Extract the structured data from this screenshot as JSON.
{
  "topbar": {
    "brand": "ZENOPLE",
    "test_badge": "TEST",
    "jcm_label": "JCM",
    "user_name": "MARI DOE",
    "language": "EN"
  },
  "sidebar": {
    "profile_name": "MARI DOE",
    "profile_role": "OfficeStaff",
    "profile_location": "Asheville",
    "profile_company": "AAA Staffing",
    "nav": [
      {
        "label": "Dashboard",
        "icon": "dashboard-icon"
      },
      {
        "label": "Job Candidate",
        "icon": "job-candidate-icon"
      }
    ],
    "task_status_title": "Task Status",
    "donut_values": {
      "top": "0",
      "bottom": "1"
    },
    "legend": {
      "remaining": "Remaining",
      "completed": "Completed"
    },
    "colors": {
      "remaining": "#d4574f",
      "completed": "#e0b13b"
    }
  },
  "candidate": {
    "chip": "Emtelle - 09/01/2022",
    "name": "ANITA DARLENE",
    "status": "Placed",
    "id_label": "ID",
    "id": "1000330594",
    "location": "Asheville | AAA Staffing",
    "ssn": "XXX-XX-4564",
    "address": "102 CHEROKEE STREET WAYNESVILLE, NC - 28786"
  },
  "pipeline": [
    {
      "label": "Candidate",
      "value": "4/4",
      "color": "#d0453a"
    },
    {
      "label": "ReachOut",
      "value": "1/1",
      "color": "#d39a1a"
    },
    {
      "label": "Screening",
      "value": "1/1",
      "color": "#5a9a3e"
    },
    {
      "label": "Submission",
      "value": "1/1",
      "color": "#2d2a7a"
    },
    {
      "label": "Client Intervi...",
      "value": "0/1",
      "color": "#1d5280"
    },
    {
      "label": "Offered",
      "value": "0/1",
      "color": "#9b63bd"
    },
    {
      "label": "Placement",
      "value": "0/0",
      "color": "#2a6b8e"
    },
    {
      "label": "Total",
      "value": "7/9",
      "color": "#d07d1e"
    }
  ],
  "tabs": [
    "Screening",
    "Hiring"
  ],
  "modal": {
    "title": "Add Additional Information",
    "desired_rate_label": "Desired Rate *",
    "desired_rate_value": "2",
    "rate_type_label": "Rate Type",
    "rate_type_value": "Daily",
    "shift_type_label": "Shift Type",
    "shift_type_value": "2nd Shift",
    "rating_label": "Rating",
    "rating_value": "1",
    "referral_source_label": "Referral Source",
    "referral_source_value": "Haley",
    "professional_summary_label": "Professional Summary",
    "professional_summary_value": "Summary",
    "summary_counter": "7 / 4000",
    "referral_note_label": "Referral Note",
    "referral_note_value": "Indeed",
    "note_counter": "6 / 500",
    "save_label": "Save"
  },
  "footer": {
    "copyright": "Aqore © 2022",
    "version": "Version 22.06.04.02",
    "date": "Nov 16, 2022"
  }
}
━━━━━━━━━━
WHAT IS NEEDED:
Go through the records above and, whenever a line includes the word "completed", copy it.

SOLUTION TO THIS TASK:
      "completed": "Completed"
      "completed": "#e0b13b"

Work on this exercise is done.